Exercise directions – Give back each entry exactly as written, apart from the pictures.

Material for this task –
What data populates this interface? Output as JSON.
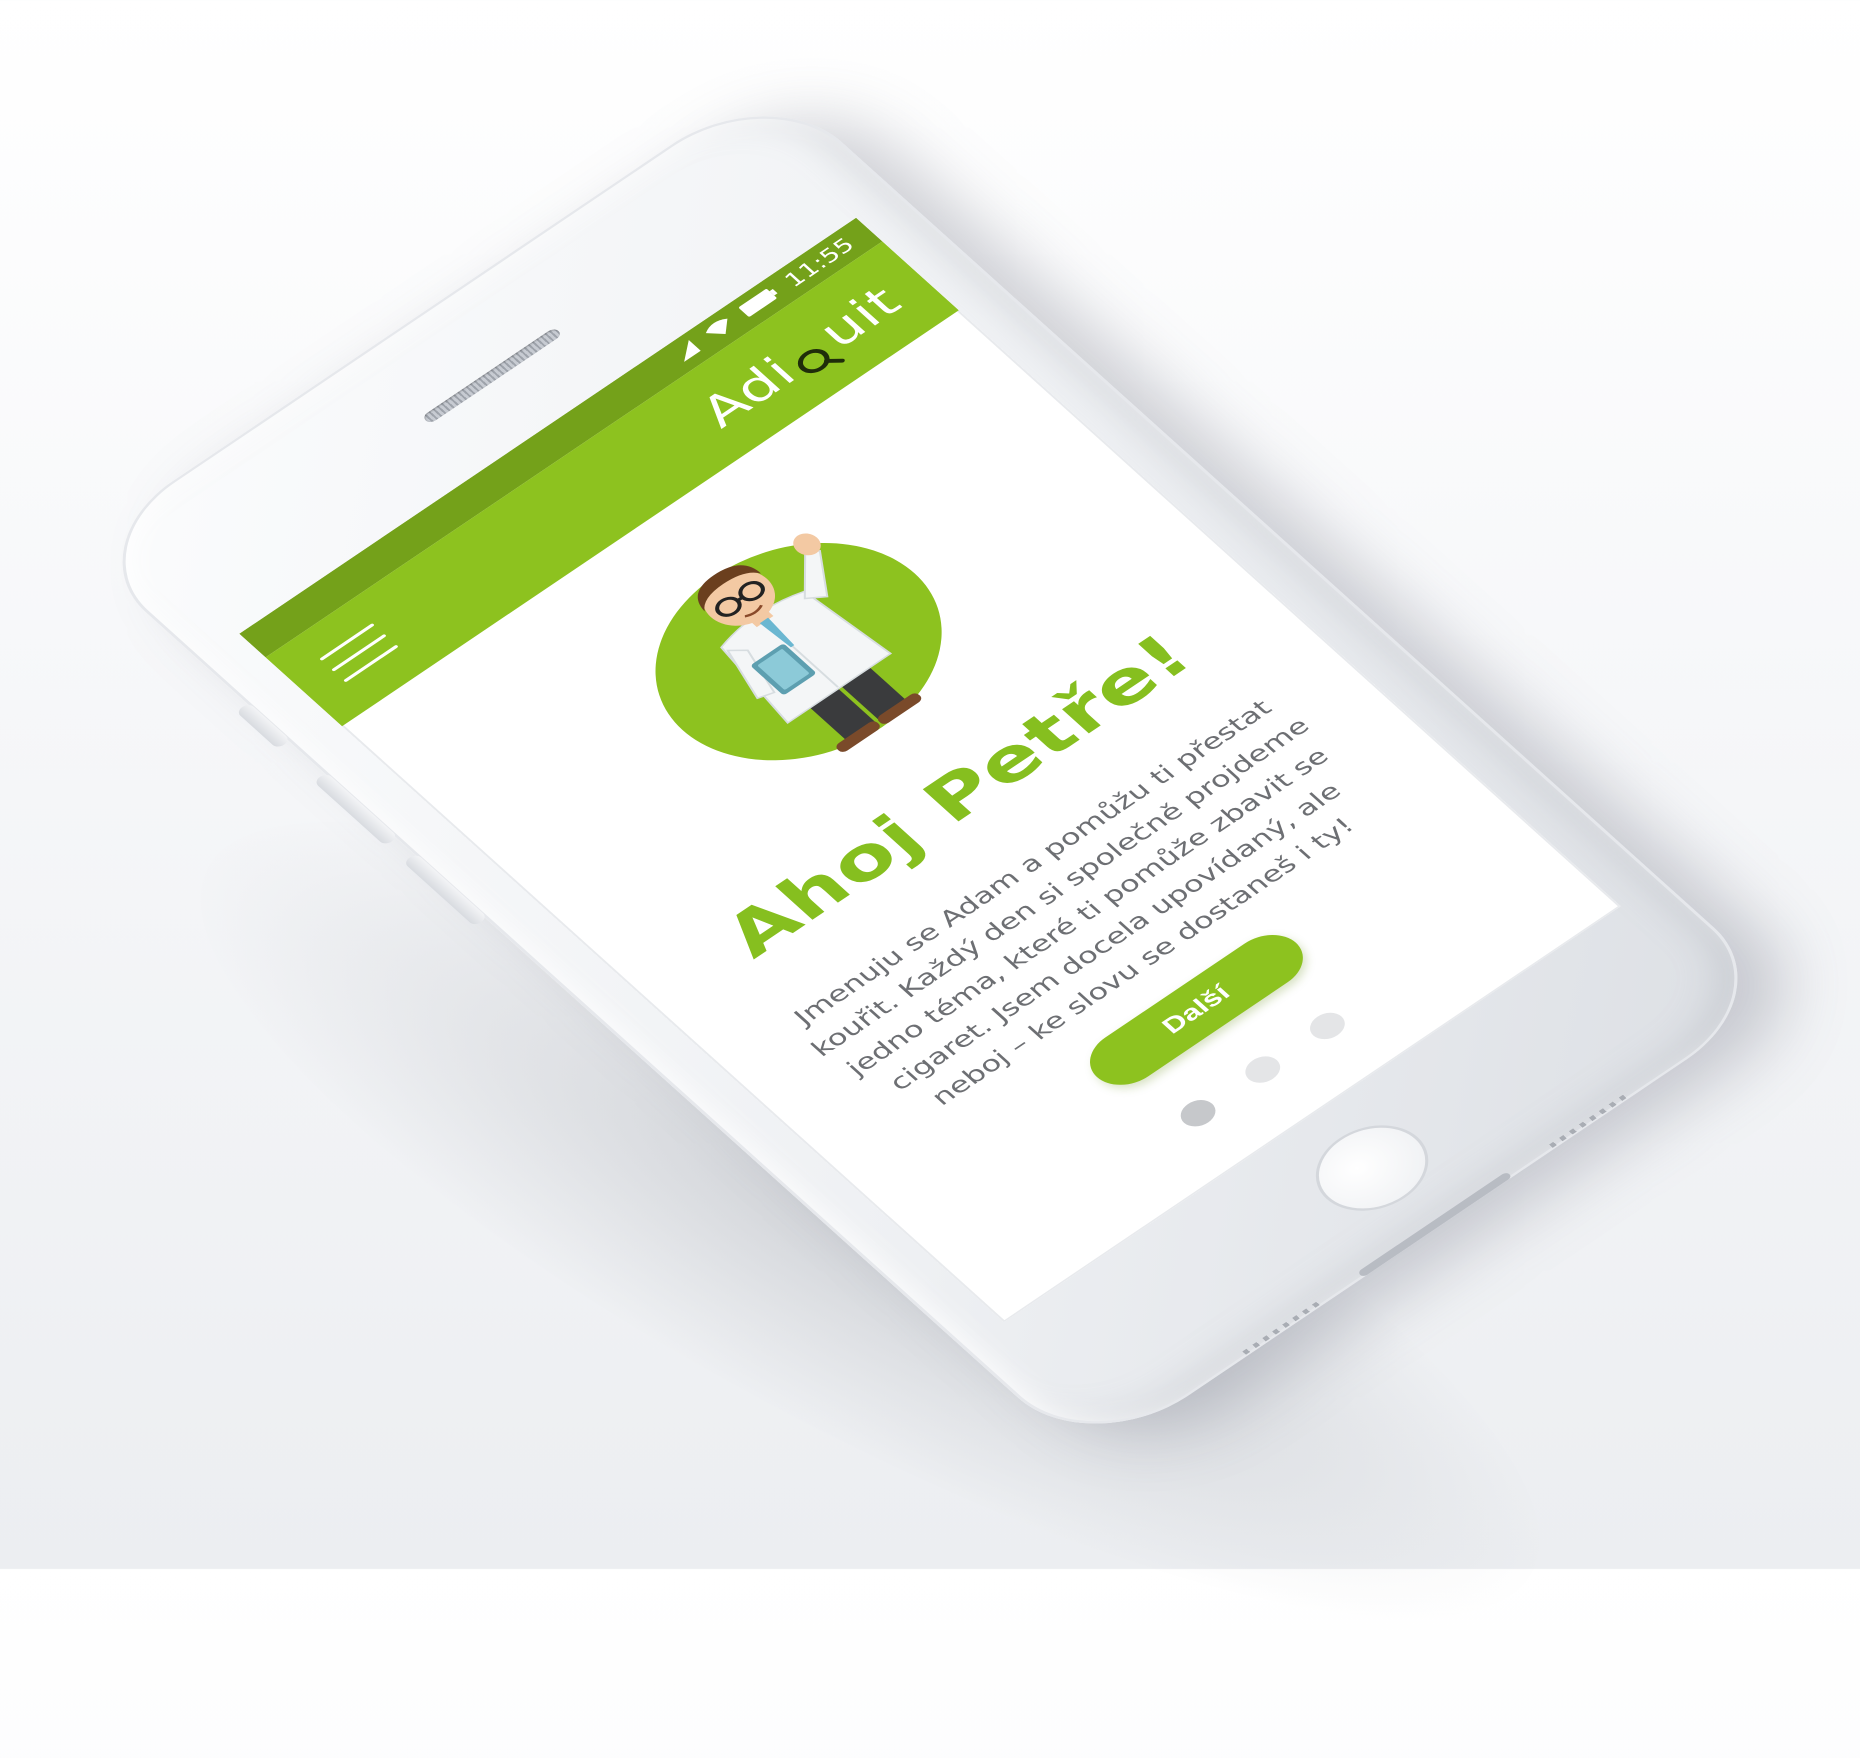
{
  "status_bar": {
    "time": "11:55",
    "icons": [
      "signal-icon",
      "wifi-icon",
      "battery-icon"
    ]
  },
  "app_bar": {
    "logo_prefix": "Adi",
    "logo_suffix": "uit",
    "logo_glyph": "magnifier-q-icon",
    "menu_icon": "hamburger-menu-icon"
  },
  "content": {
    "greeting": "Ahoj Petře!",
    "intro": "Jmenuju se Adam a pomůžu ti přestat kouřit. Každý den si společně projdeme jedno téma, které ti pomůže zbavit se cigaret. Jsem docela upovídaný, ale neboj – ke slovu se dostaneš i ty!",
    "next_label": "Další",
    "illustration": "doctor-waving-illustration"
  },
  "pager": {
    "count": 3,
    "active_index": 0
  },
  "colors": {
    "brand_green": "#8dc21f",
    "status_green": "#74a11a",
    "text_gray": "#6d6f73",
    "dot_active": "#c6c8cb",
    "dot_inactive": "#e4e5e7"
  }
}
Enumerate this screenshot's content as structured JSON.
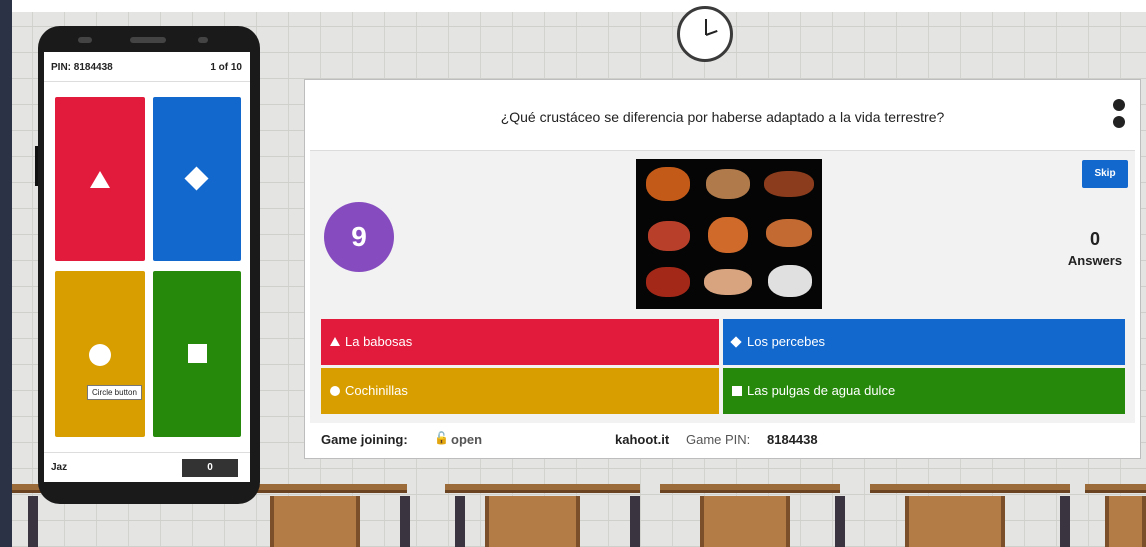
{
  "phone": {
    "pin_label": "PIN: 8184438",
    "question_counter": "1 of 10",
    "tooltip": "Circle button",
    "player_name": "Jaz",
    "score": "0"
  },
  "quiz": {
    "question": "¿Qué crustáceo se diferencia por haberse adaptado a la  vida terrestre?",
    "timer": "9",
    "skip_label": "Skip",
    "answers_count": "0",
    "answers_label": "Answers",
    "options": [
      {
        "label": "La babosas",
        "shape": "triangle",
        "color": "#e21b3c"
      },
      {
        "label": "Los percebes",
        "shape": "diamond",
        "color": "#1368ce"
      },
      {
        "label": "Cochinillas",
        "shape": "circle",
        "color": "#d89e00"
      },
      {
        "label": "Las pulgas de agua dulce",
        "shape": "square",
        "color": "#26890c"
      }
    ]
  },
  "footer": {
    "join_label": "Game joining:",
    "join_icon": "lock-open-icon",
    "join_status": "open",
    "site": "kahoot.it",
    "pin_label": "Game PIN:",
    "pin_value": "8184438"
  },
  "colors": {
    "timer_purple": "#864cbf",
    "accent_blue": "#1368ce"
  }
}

Solved exercise –
What data populates this interface? Output as JSON.
{
  "status_bar": {
    "time": "11:55",
    "icons": [
      "signal-icon",
      "wifi-icon",
      "battery-icon"
    ]
  },
  "app_bar": {
    "logo_prefix": "Adi",
    "logo_suffix": "uit",
    "logo_glyph": "magnifier-q-icon",
    "menu_icon": "hamburger-menu-icon"
  },
  "content": {
    "greeting": "Ahoj Petře!",
    "intro": "Jmenuju se Adam a pomůžu ti přestat kouřit. Každý den si společně projdeme jedno téma, které ti pomůže zbavit se cigaret. Jsem docela upovídaný, ale neboj – ke slovu se dostaneš i ty!",
    "next_label": "Další",
    "illustration": "doctor-waving-illustration"
  },
  "pager": {
    "count": 3,
    "active_index": 0
  },
  "colors": {
    "brand_green": "#8dc21f",
    "status_green": "#74a11a",
    "text_gray": "#6d6f73",
    "dot_active": "#c6c8cb",
    "dot_inactive": "#e4e5e7"
  }
}
Enumerate this screenshot's content as structured JSON.
{
  "phone": {
    "pin_label": "PIN: 8184438",
    "question_counter": "1 of 10",
    "tooltip": "Circle button",
    "player_name": "Jaz",
    "score": "0"
  },
  "quiz": {
    "question": "¿Qué crustáceo se diferencia por haberse adaptado a la  vida terrestre?",
    "timer": "9",
    "skip_label": "Skip",
    "answers_count": "0",
    "answers_label": "Answers",
    "options": [
      {
        "label": "La babosas",
        "shape": "triangle",
        "color": "#e21b3c"
      },
      {
        "label": "Los percebes",
        "shape": "diamond",
        "color": "#1368ce"
      },
      {
        "label": "Cochinillas",
        "shape": "circle",
        "color": "#d89e00"
      },
      {
        "label": "Las pulgas de agua dulce",
        "shape": "square",
        "color": "#26890c"
      }
    ]
  },
  "footer": {
    "join_label": "Game joining:",
    "join_icon": "lock-open-icon",
    "join_status": "open",
    "site": "kahoot.it",
    "pin_label": "Game PIN:",
    "pin_value": "8184438"
  },
  "colors": {
    "timer_purple": "#864cbf",
    "accent_blue": "#1368ce"
  }
}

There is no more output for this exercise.